- WHAT IS REQUIRED: Your output must match the data word for word, with every line included.

- PROVIDED ENTRIES:

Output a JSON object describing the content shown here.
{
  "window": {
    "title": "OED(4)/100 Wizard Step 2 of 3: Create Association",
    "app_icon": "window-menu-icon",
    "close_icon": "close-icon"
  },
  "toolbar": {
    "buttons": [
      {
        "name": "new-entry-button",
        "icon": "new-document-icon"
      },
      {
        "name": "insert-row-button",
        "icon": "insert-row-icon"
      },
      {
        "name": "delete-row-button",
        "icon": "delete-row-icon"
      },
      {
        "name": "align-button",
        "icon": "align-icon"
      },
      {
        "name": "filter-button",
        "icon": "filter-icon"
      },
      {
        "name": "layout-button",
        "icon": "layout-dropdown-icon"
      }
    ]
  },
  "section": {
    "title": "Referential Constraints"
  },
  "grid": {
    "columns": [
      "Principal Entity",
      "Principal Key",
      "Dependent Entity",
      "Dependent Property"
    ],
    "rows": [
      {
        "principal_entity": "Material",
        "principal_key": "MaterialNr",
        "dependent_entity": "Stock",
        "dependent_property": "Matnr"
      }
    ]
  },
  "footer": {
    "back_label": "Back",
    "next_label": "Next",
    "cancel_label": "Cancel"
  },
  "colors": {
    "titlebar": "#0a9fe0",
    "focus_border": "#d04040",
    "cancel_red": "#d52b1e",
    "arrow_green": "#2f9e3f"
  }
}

- EXPECTED ANSWER:
Output a JSON object describing the content shown here.
{
  "window": {
    "title": "OED(4)/100 Wizard Step 2 of 3: Create Association",
    "app_icon": "window-menu-icon",
    "close_icon": "close-icon"
  },
  "toolbar": {
    "buttons": [
      {
        "name": "new-entry-button",
        "icon": "new-document-icon"
      },
      {
        "name": "insert-row-button",
        "icon": "insert-row-icon"
      },
      {
        "name": "delete-row-button",
        "icon": "delete-row-icon"
      },
      {
        "name": "align-button",
        "icon": "align-icon"
      },
      {
        "name": "filter-button",
        "icon": "filter-icon"
      },
      {
        "name": "layout-button",
        "icon": "layout-dropdown-icon"
      }
    ]
  },
  "section": {
    "title": "Referential Constraints"
  },
  "grid": {
    "columns": [
      "Principal Entity",
      "Principal Key",
      "Dependent Entity",
      "Dependent Property"
    ],
    "rows": [
      {
        "principal_entity": "Material",
        "principal_key": "MaterialNr",
        "dependent_entity": "Stock",
        "dependent_property": "Matnr"
      }
    ]
  },
  "footer": {
    "back_label": "Back",
    "next_label": "Next",
    "cancel_label": "Cancel"
  },
  "colors": {
    "titlebar": "#0a9fe0",
    "focus_border": "#d04040",
    "cancel_red": "#d52b1e",
    "arrow_green": "#2f9e3f"
  }
}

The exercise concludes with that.